* What is needed: Check each line of the records below and collect those holding "Response".

[Element data from apps and pages]
---
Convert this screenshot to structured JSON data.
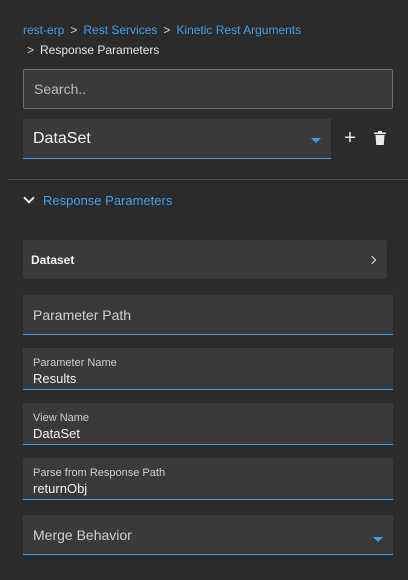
{
  "breadcrumb": {
    "items": [
      "rest-erp",
      "Rest Services",
      "Kinetic Rest Arguments"
    ],
    "separator": ">",
    "current": "Response Parameters"
  },
  "search": {
    "placeholder": "Search.."
  },
  "dataset_select": {
    "value": "DataSet"
  },
  "toolbar": {
    "add_icon": "+",
    "delete_icon": "trash-icon"
  },
  "section": {
    "title": "Response Parameters"
  },
  "dataset_row": {
    "label": "Dataset"
  },
  "fields": {
    "parameter_path": {
      "label": "Parameter Path"
    },
    "parameter_name": {
      "label": "Parameter Name",
      "value": "Results"
    },
    "view_name": {
      "label": "View Name",
      "value": "DataSet"
    },
    "parse_path": {
      "label": "Parse from Response Path",
      "value": "returnObj"
    },
    "merge_behavior": {
      "label": "Merge Behavior"
    }
  },
  "colors": {
    "background": "#2b2b2b",
    "field": "#3a3a3a",
    "accent": "#3ea0ea",
    "text": "#e8e8e8"
  }
}
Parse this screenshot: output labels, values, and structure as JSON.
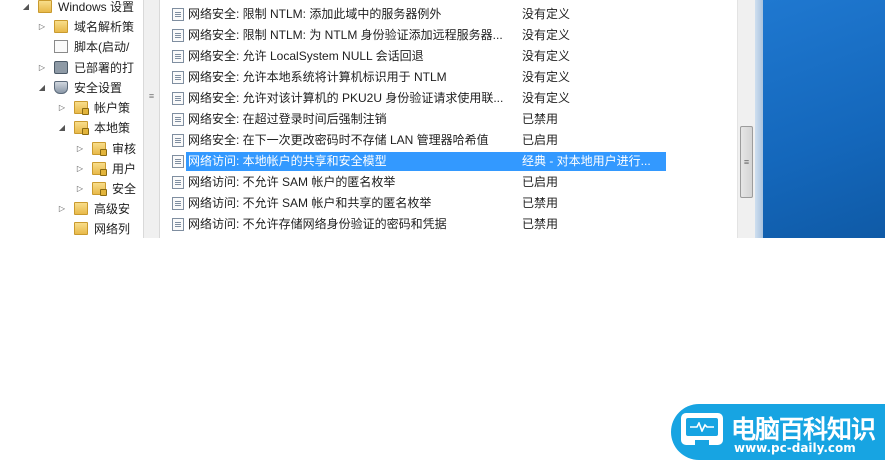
{
  "tree": {
    "items": [
      {
        "label": "Windows 设置",
        "arrow": "◢",
        "icon": "folder-icon"
      },
      {
        "label": "域名解析策",
        "arrow": "▷",
        "icon": "folder-icon"
      },
      {
        "label": "脚本(启动/",
        "arrow": "",
        "icon": "script-icon"
      },
      {
        "label": "已部署的打",
        "arrow": "▷",
        "icon": "printer-icon"
      },
      {
        "label": "安全设置",
        "arrow": "◢",
        "icon": "shield-icon"
      },
      {
        "label": "帐户策",
        "arrow": "▷",
        "icon": "folder-lock-icon"
      },
      {
        "label": "本地策",
        "arrow": "◢",
        "icon": "folder-lock-icon"
      },
      {
        "label": "审核",
        "arrow": "▷",
        "icon": "folder-lock-icon"
      },
      {
        "label": "用户",
        "arrow": "▷",
        "icon": "folder-lock-icon"
      },
      {
        "label": "安全",
        "arrow": "▷",
        "icon": "folder-lock-icon"
      },
      {
        "label": "高级安",
        "arrow": "▷",
        "icon": "folder-icon"
      },
      {
        "label": "网络列",
        "arrow": "",
        "icon": "folder-icon"
      }
    ]
  },
  "policies": [
    {
      "name": "网络安全: 限制 NTLM: 添加此域中的服务器例外",
      "value": "没有定义",
      "selected": false
    },
    {
      "name": "网络安全: 限制 NTLM: 为 NTLM 身份验证添加远程服务器...",
      "value": "没有定义",
      "selected": false
    },
    {
      "name": "网络安全: 允许 LocalSystem NULL 会话回退",
      "value": "没有定义",
      "selected": false
    },
    {
      "name": "网络安全: 允许本地系统将计算机标识用于 NTLM",
      "value": "没有定义",
      "selected": false
    },
    {
      "name": "网络安全: 允许对该计算机的 PKU2U 身份验证请求使用联...",
      "value": "没有定义",
      "selected": false
    },
    {
      "name": "网络安全: 在超过登录时间后强制注销",
      "value": "已禁用",
      "selected": false
    },
    {
      "name": "网络安全: 在下一次更改密码时不存储 LAN 管理器哈希值",
      "value": "已启用",
      "selected": false
    },
    {
      "name": "网络访问: 本地帐户的共享和安全模型",
      "value": "经典 - 对本地用户进行...",
      "selected": true
    },
    {
      "name": "网络访问: 不允许 SAM 帐户的匿名枚举",
      "value": "已启用",
      "selected": false
    },
    {
      "name": "网络访问: 不允许 SAM 帐户和共享的匿名枚举",
      "value": "已禁用",
      "selected": false
    },
    {
      "name": "网络访问: 不允许存储网络身份验证的密码和凭据",
      "value": "已禁用",
      "selected": false
    }
  ],
  "scroll_grip": "≡",
  "watermark": {
    "cn": "电脑百科知识",
    "en": "www.pc-daily.com",
    "color": "#17a4e2"
  }
}
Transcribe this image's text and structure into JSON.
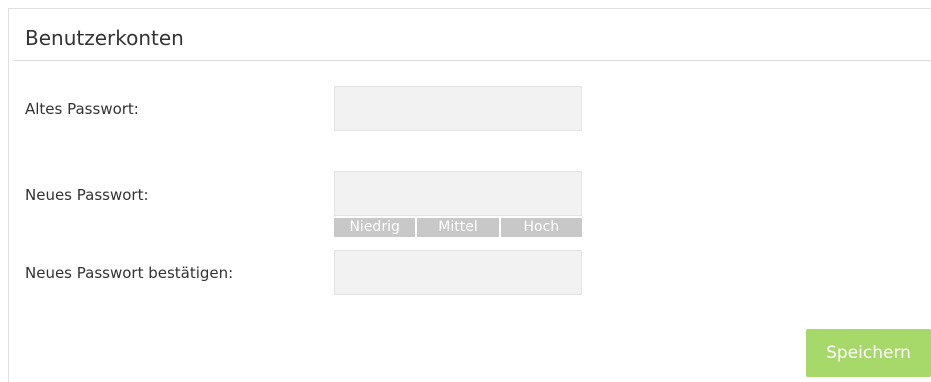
{
  "panel": {
    "title": "Benutzerkonten"
  },
  "form": {
    "old_password": {
      "label": "Altes Passwort:",
      "value": ""
    },
    "new_password": {
      "label": "Neues Passwort:",
      "value": ""
    },
    "confirm_password": {
      "label": "Neues Passwort bestätigen:",
      "value": ""
    },
    "strength": {
      "low": "Niedrig",
      "medium": "Mittel",
      "high": "Hoch"
    },
    "save_label": "Speichern"
  },
  "colors": {
    "save_button": "#a6d86a",
    "strength_inactive": "#c8c8c8",
    "input_background": "#f2f2f2"
  }
}
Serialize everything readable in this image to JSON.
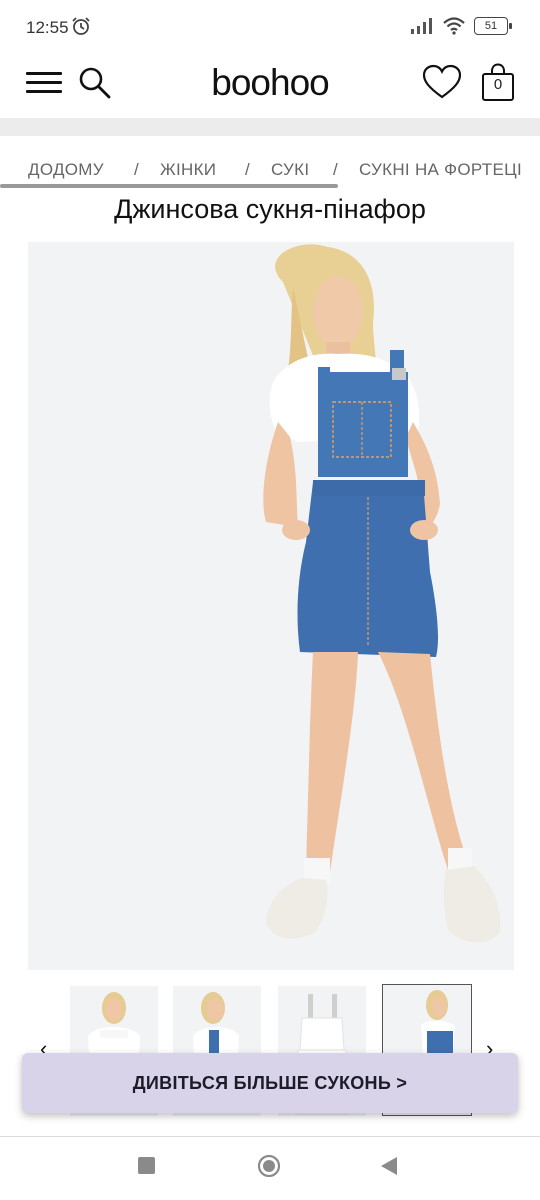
{
  "status": {
    "time": "12:55",
    "battery": "51"
  },
  "header": {
    "logo": "boohoo",
    "bag_count": "0"
  },
  "breadcrumb": [
    "ДОДОМУ",
    "/",
    "ЖІНКИ",
    "/",
    "СУКІ",
    "/",
    "СУКНІ НА ФОРТЕЦІ"
  ],
  "product": {
    "title": "Джинсова сукня-пінафор"
  },
  "gallery": {
    "prev_arrow": "‹",
    "next_arrow": "›",
    "thumb_count": 4,
    "selected_index": 3
  },
  "cta": {
    "label": "ДИВІТЬСЯ БІЛЬШЕ СУКОНЬ >"
  },
  "colors": {
    "cta_bg": "#d9d3ea",
    "denim": "#3f6fae",
    "background": "#f2f3f5"
  }
}
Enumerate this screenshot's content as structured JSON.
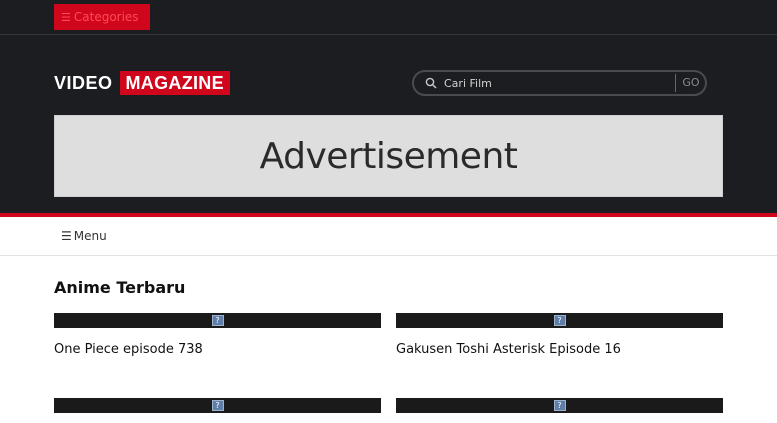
{
  "topbar": {
    "categories_label": "Categories"
  },
  "logo": {
    "part1": "VIDEO",
    "part2": "MAGAZINE"
  },
  "search": {
    "placeholder": "Cari Film",
    "go_label": "GO"
  },
  "ad": {
    "text": "Advertisement"
  },
  "menu": {
    "label": "Menu"
  },
  "section": {
    "title": "Anime Terbaru"
  },
  "items": [
    {
      "title": "One Piece episode 738"
    },
    {
      "title": "Gakusen Toshi Asterisk Episode 16"
    },
    {
      "title": ""
    },
    {
      "title": ""
    }
  ],
  "colors": {
    "brand_red": "#d0061c",
    "header_bg": "#1c1d21",
    "thumb_bg": "#1a1a1a"
  },
  "icons": {
    "categories": "bars-icon",
    "menu": "bars-icon",
    "search": "search-icon",
    "thumbnail": "broken-image-icon"
  }
}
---
* Finished exercise:
    "current": "Response Parameters"
    "title": "Response Parameters"
      "label": "Parse from Response Path",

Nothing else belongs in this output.